● Task statement:
Write the records out exactly as shown. No pictures.

• • • •

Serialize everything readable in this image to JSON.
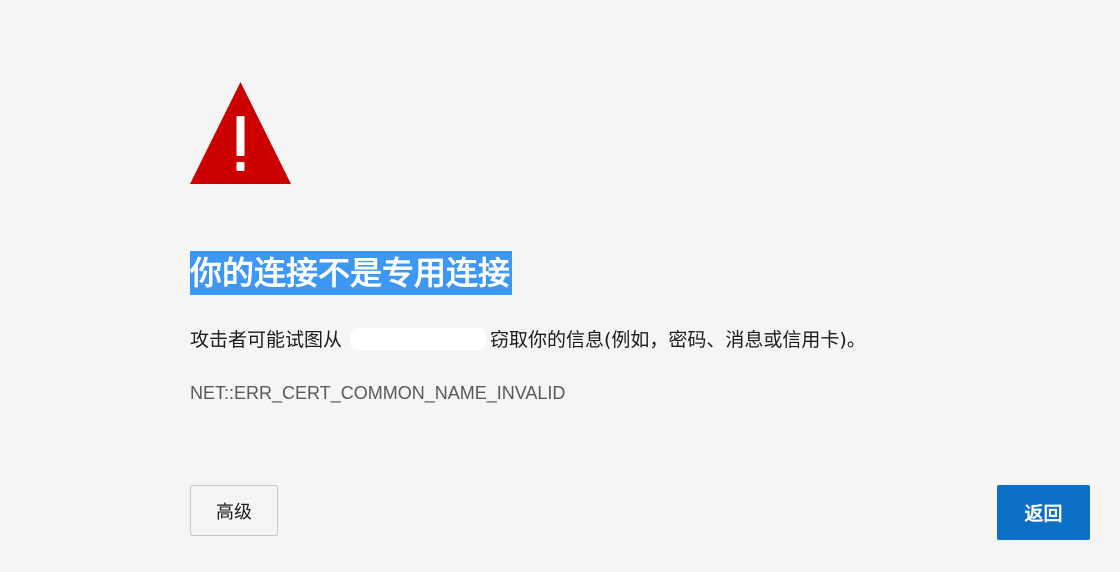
{
  "icon": {
    "name": "warning-triangle-icon",
    "color": "#cc0000",
    "mark": "!"
  },
  "heading": {
    "title": "你的连接不是专用连接",
    "highlight_color": "#3d97f5"
  },
  "message": {
    "prefix": "攻击者可能试图从",
    "suffix": "窃取你的信息(例如，密码、消息或信用卡)。"
  },
  "error_code": "NET::ERR_CERT_COMMON_NAME_INVALID",
  "buttons": {
    "advanced_label": "高级",
    "back_label": "返回",
    "back_color": "#0b6fc6"
  }
}
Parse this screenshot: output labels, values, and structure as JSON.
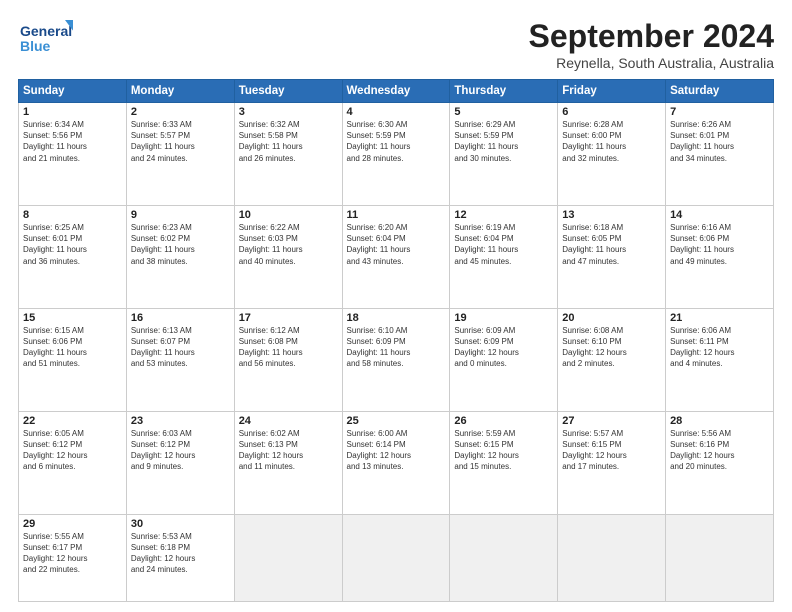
{
  "header": {
    "logo_general": "General",
    "logo_blue": "Blue",
    "title": "September 2024",
    "location": "Reynella, South Australia, Australia"
  },
  "calendar": {
    "days_of_week": [
      "Sunday",
      "Monday",
      "Tuesday",
      "Wednesday",
      "Thursday",
      "Friday",
      "Saturday"
    ],
    "weeks": [
      [
        {
          "num": "",
          "info": ""
        },
        {
          "num": "2",
          "info": "Sunrise: 6:33 AM\nSunset: 5:57 PM\nDaylight: 11 hours\nand 24 minutes."
        },
        {
          "num": "3",
          "info": "Sunrise: 6:32 AM\nSunset: 5:58 PM\nDaylight: 11 hours\nand 26 minutes."
        },
        {
          "num": "4",
          "info": "Sunrise: 6:30 AM\nSunset: 5:59 PM\nDaylight: 11 hours\nand 28 minutes."
        },
        {
          "num": "5",
          "info": "Sunrise: 6:29 AM\nSunset: 5:59 PM\nDaylight: 11 hours\nand 30 minutes."
        },
        {
          "num": "6",
          "info": "Sunrise: 6:28 AM\nSunset: 6:00 PM\nDaylight: 11 hours\nand 32 minutes."
        },
        {
          "num": "7",
          "info": "Sunrise: 6:26 AM\nSunset: 6:01 PM\nDaylight: 11 hours\nand 34 minutes."
        }
      ],
      [
        {
          "num": "8",
          "info": "Sunrise: 6:25 AM\nSunset: 6:01 PM\nDaylight: 11 hours\nand 36 minutes."
        },
        {
          "num": "9",
          "info": "Sunrise: 6:23 AM\nSunset: 6:02 PM\nDaylight: 11 hours\nand 38 minutes."
        },
        {
          "num": "10",
          "info": "Sunrise: 6:22 AM\nSunset: 6:03 PM\nDaylight: 11 hours\nand 40 minutes."
        },
        {
          "num": "11",
          "info": "Sunrise: 6:20 AM\nSunset: 6:04 PM\nDaylight: 11 hours\nand 43 minutes."
        },
        {
          "num": "12",
          "info": "Sunrise: 6:19 AM\nSunset: 6:04 PM\nDaylight: 11 hours\nand 45 minutes."
        },
        {
          "num": "13",
          "info": "Sunrise: 6:18 AM\nSunset: 6:05 PM\nDaylight: 11 hours\nand 47 minutes."
        },
        {
          "num": "14",
          "info": "Sunrise: 6:16 AM\nSunset: 6:06 PM\nDaylight: 11 hours\nand 49 minutes."
        }
      ],
      [
        {
          "num": "15",
          "info": "Sunrise: 6:15 AM\nSunset: 6:06 PM\nDaylight: 11 hours\nand 51 minutes."
        },
        {
          "num": "16",
          "info": "Sunrise: 6:13 AM\nSunset: 6:07 PM\nDaylight: 11 hours\nand 53 minutes."
        },
        {
          "num": "17",
          "info": "Sunrise: 6:12 AM\nSunset: 6:08 PM\nDaylight: 11 hours\nand 56 minutes."
        },
        {
          "num": "18",
          "info": "Sunrise: 6:10 AM\nSunset: 6:09 PM\nDaylight: 11 hours\nand 58 minutes."
        },
        {
          "num": "19",
          "info": "Sunrise: 6:09 AM\nSunset: 6:09 PM\nDaylight: 12 hours\nand 0 minutes."
        },
        {
          "num": "20",
          "info": "Sunrise: 6:08 AM\nSunset: 6:10 PM\nDaylight: 12 hours\nand 2 minutes."
        },
        {
          "num": "21",
          "info": "Sunrise: 6:06 AM\nSunset: 6:11 PM\nDaylight: 12 hours\nand 4 minutes."
        }
      ],
      [
        {
          "num": "22",
          "info": "Sunrise: 6:05 AM\nSunset: 6:12 PM\nDaylight: 12 hours\nand 6 minutes."
        },
        {
          "num": "23",
          "info": "Sunrise: 6:03 AM\nSunset: 6:12 PM\nDaylight: 12 hours\nand 9 minutes."
        },
        {
          "num": "24",
          "info": "Sunrise: 6:02 AM\nSunset: 6:13 PM\nDaylight: 12 hours\nand 11 minutes."
        },
        {
          "num": "25",
          "info": "Sunrise: 6:00 AM\nSunset: 6:14 PM\nDaylight: 12 hours\nand 13 minutes."
        },
        {
          "num": "26",
          "info": "Sunrise: 5:59 AM\nSunset: 6:15 PM\nDaylight: 12 hours\nand 15 minutes."
        },
        {
          "num": "27",
          "info": "Sunrise: 5:57 AM\nSunset: 6:15 PM\nDaylight: 12 hours\nand 17 minutes."
        },
        {
          "num": "28",
          "info": "Sunrise: 5:56 AM\nSunset: 6:16 PM\nDaylight: 12 hours\nand 20 minutes."
        }
      ],
      [
        {
          "num": "29",
          "info": "Sunrise: 5:55 AM\nSunset: 6:17 PM\nDaylight: 12 hours\nand 22 minutes."
        },
        {
          "num": "30",
          "info": "Sunrise: 5:53 AM\nSunset: 6:18 PM\nDaylight: 12 hours\nand 24 minutes."
        },
        {
          "num": "",
          "info": ""
        },
        {
          "num": "",
          "info": ""
        },
        {
          "num": "",
          "info": ""
        },
        {
          "num": "",
          "info": ""
        },
        {
          "num": "",
          "info": ""
        }
      ]
    ],
    "week0_sun": {
      "num": "1",
      "info": "Sunrise: 6:34 AM\nSunset: 5:56 PM\nDaylight: 11 hours\nand 21 minutes."
    }
  }
}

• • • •

● The answer:
Serialize everything readable in this image to JSON.
{
  "icon": {
    "name": "warning-triangle-icon",
    "color": "#cc0000",
    "mark": "!"
  },
  "heading": {
    "title": "你的连接不是专用连接",
    "highlight_color": "#3d97f5"
  },
  "message": {
    "prefix": "攻击者可能试图从",
    "suffix": "窃取你的信息(例如，密码、消息或信用卡)。"
  },
  "error_code": "NET::ERR_CERT_COMMON_NAME_INVALID",
  "buttons": {
    "advanced_label": "高级",
    "back_label": "返回",
    "back_color": "#0b6fc6"
  }
}
Parse this screenshot: output labels, values, and structure as JSON.
{
  "header": {
    "logo_general": "General",
    "logo_blue": "Blue",
    "title": "September 2024",
    "location": "Reynella, South Australia, Australia"
  },
  "calendar": {
    "days_of_week": [
      "Sunday",
      "Monday",
      "Tuesday",
      "Wednesday",
      "Thursday",
      "Friday",
      "Saturday"
    ],
    "weeks": [
      [
        {
          "num": "",
          "info": ""
        },
        {
          "num": "2",
          "info": "Sunrise: 6:33 AM\nSunset: 5:57 PM\nDaylight: 11 hours\nand 24 minutes."
        },
        {
          "num": "3",
          "info": "Sunrise: 6:32 AM\nSunset: 5:58 PM\nDaylight: 11 hours\nand 26 minutes."
        },
        {
          "num": "4",
          "info": "Sunrise: 6:30 AM\nSunset: 5:59 PM\nDaylight: 11 hours\nand 28 minutes."
        },
        {
          "num": "5",
          "info": "Sunrise: 6:29 AM\nSunset: 5:59 PM\nDaylight: 11 hours\nand 30 minutes."
        },
        {
          "num": "6",
          "info": "Sunrise: 6:28 AM\nSunset: 6:00 PM\nDaylight: 11 hours\nand 32 minutes."
        },
        {
          "num": "7",
          "info": "Sunrise: 6:26 AM\nSunset: 6:01 PM\nDaylight: 11 hours\nand 34 minutes."
        }
      ],
      [
        {
          "num": "8",
          "info": "Sunrise: 6:25 AM\nSunset: 6:01 PM\nDaylight: 11 hours\nand 36 minutes."
        },
        {
          "num": "9",
          "info": "Sunrise: 6:23 AM\nSunset: 6:02 PM\nDaylight: 11 hours\nand 38 minutes."
        },
        {
          "num": "10",
          "info": "Sunrise: 6:22 AM\nSunset: 6:03 PM\nDaylight: 11 hours\nand 40 minutes."
        },
        {
          "num": "11",
          "info": "Sunrise: 6:20 AM\nSunset: 6:04 PM\nDaylight: 11 hours\nand 43 minutes."
        },
        {
          "num": "12",
          "info": "Sunrise: 6:19 AM\nSunset: 6:04 PM\nDaylight: 11 hours\nand 45 minutes."
        },
        {
          "num": "13",
          "info": "Sunrise: 6:18 AM\nSunset: 6:05 PM\nDaylight: 11 hours\nand 47 minutes."
        },
        {
          "num": "14",
          "info": "Sunrise: 6:16 AM\nSunset: 6:06 PM\nDaylight: 11 hours\nand 49 minutes."
        }
      ],
      [
        {
          "num": "15",
          "info": "Sunrise: 6:15 AM\nSunset: 6:06 PM\nDaylight: 11 hours\nand 51 minutes."
        },
        {
          "num": "16",
          "info": "Sunrise: 6:13 AM\nSunset: 6:07 PM\nDaylight: 11 hours\nand 53 minutes."
        },
        {
          "num": "17",
          "info": "Sunrise: 6:12 AM\nSunset: 6:08 PM\nDaylight: 11 hours\nand 56 minutes."
        },
        {
          "num": "18",
          "info": "Sunrise: 6:10 AM\nSunset: 6:09 PM\nDaylight: 11 hours\nand 58 minutes."
        },
        {
          "num": "19",
          "info": "Sunrise: 6:09 AM\nSunset: 6:09 PM\nDaylight: 12 hours\nand 0 minutes."
        },
        {
          "num": "20",
          "info": "Sunrise: 6:08 AM\nSunset: 6:10 PM\nDaylight: 12 hours\nand 2 minutes."
        },
        {
          "num": "21",
          "info": "Sunrise: 6:06 AM\nSunset: 6:11 PM\nDaylight: 12 hours\nand 4 minutes."
        }
      ],
      [
        {
          "num": "22",
          "info": "Sunrise: 6:05 AM\nSunset: 6:12 PM\nDaylight: 12 hours\nand 6 minutes."
        },
        {
          "num": "23",
          "info": "Sunrise: 6:03 AM\nSunset: 6:12 PM\nDaylight: 12 hours\nand 9 minutes."
        },
        {
          "num": "24",
          "info": "Sunrise: 6:02 AM\nSunset: 6:13 PM\nDaylight: 12 hours\nand 11 minutes."
        },
        {
          "num": "25",
          "info": "Sunrise: 6:00 AM\nSunset: 6:14 PM\nDaylight: 12 hours\nand 13 minutes."
        },
        {
          "num": "26",
          "info": "Sunrise: 5:59 AM\nSunset: 6:15 PM\nDaylight: 12 hours\nand 15 minutes."
        },
        {
          "num": "27",
          "info": "Sunrise: 5:57 AM\nSunset: 6:15 PM\nDaylight: 12 hours\nand 17 minutes."
        },
        {
          "num": "28",
          "info": "Sunrise: 5:56 AM\nSunset: 6:16 PM\nDaylight: 12 hours\nand 20 minutes."
        }
      ],
      [
        {
          "num": "29",
          "info": "Sunrise: 5:55 AM\nSunset: 6:17 PM\nDaylight: 12 hours\nand 22 minutes."
        },
        {
          "num": "30",
          "info": "Sunrise: 5:53 AM\nSunset: 6:18 PM\nDaylight: 12 hours\nand 24 minutes."
        },
        {
          "num": "",
          "info": ""
        },
        {
          "num": "",
          "info": ""
        },
        {
          "num": "",
          "info": ""
        },
        {
          "num": "",
          "info": ""
        },
        {
          "num": "",
          "info": ""
        }
      ]
    ],
    "week0_sun": {
      "num": "1",
      "info": "Sunrise: 6:34 AM\nSunset: 5:56 PM\nDaylight: 11 hours\nand 21 minutes."
    }
  }
}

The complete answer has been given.